Next up try the website for the maker of your video card. If you find no luck there, you can try Debut Video Recording Software for free for 14 days.
Option 2b: add some video capture hardware
Pro: software is included with hardware.
Con: can require a lot of hard disk space.
If your computer doesn't have any video inputs included, you'll need to fork out for a video capture device. There are two basic flavours, a USB dongle or a video capture card, with the latter only applicable if you've got a desktop PC and you're comfortable with a little light hardware installation work.
The Elgato Video Capture, Roxio Easy VHS to DVD 3 Plus and Pinnacle Dazzle DVD Recorder Plus retail for between US$50 and US$120, plug into an available USB port and come with the software required to digitally record video from tape, as well as perform some basic editing.
A few things to remember
If you go down the do-it-yourself path, you'll need to set aside a fair amount of computing time. Transferring an hour of video takes at least an hour, as the video tape has to be played at normal speed for it to be read properly by either your DVD recorder or computer.
Should you elect to encode your tapes onto a computer, set aside a large amount of hard disk space. An hour of uncompressed digital video will consume at least 10GB of space. Depending on how fast your computer is, compressing the raw digital video into something smaller and more portable will require an extra outlay of time.

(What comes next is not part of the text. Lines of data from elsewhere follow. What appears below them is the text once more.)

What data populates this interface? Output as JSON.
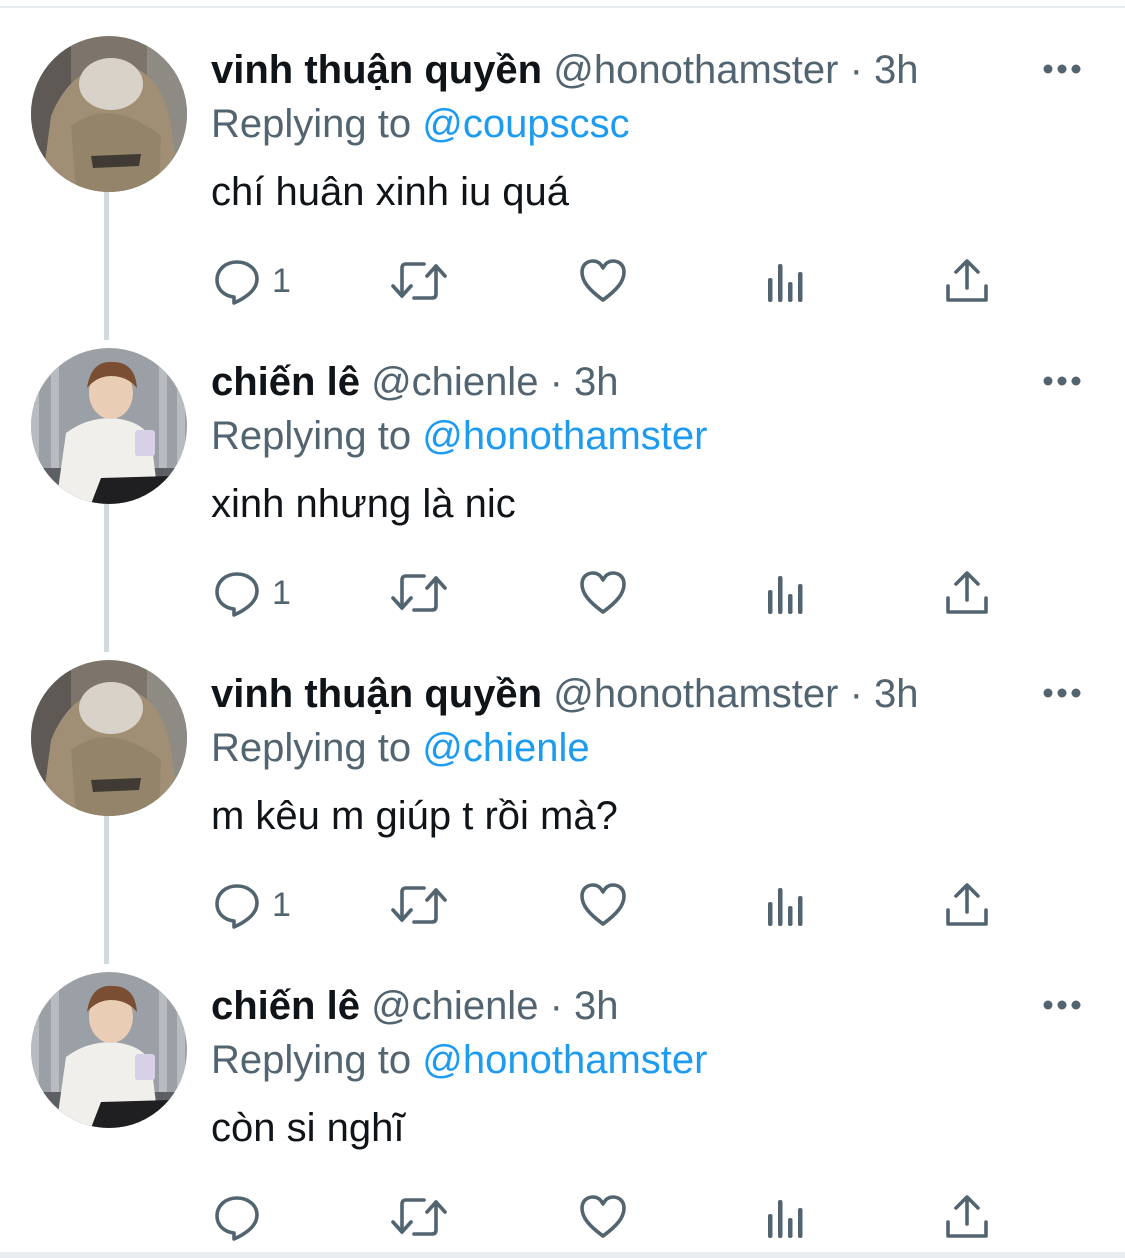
{
  "tweets": [
    {
      "name": "vinh thuận quyền",
      "handle": "@honothamster",
      "time": "· 3h",
      "replying_prefix": "Replying to",
      "replying_to": "@coupscsc",
      "text": "chí huân xinh iu quá",
      "reply_count": "1",
      "avatar": "avatar-hoodie-photo"
    },
    {
      "name": "chiến lê",
      "handle": "@chienle",
      "time": "· 3h",
      "replying_prefix": "Replying to",
      "replying_to": "@honothamster",
      "text": "xinh nhưng là nic",
      "reply_count": "1",
      "avatar": "avatar-white-shirt-photo"
    },
    {
      "name": "vinh thuận quyền",
      "handle": "@honothamster",
      "time": "· 3h",
      "replying_prefix": "Replying to",
      "replying_to": "@chienle",
      "text": "m kêu m giúp t rồi mà?",
      "reply_count": "1",
      "avatar": "avatar-hoodie-photo"
    },
    {
      "name": "chiến lê",
      "handle": "@chienle",
      "time": "· 3h",
      "replying_prefix": "Replying to",
      "replying_to": "@honothamster",
      "text": "còn si nghĩ",
      "reply_count": "",
      "avatar": "avatar-white-shirt-photo"
    }
  ],
  "icons": {
    "reply": "reply-icon",
    "retweet": "retweet-icon",
    "like": "heart-icon",
    "analytics": "analytics-icon",
    "share": "share-icon",
    "more": "more-icon"
  },
  "colors": {
    "text": "#0f1419",
    "secondary": "#536471",
    "link": "#1d9bf0",
    "thread_line": "#cfd9de"
  }
}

Without wanting to sound like a broken record, budget even more time if you're planning on editing your home movies into something tighter and more watchable; video editing is a time-consuming process, even for professionals.
Option 3: outsource it
If the do-it-yourself options sound like too much work or, despite our best efforts, are too confusing, then getting someone else to digitise for you may be preferable. Depending on the number of videos you need converted, it may even be the most cost-effective option.
The option that's right for you depends on many factors, with the key ones being budget, the quantity of videos that need to be digitised, and the amount of time and effort you're willing to invest.
Whichever route you decide to walk down, don't forget to make plenty of backups of your newly digitised videos. DVD discs won't last forever and are prone to scratching, and you never know what date the Grim Reaper has set down for your computer or hard disk.
Also, don't forget that the footage on analog tapes is standard-definition quality, so even the most expertly digitised video will fall well short of Blu-ray crispness.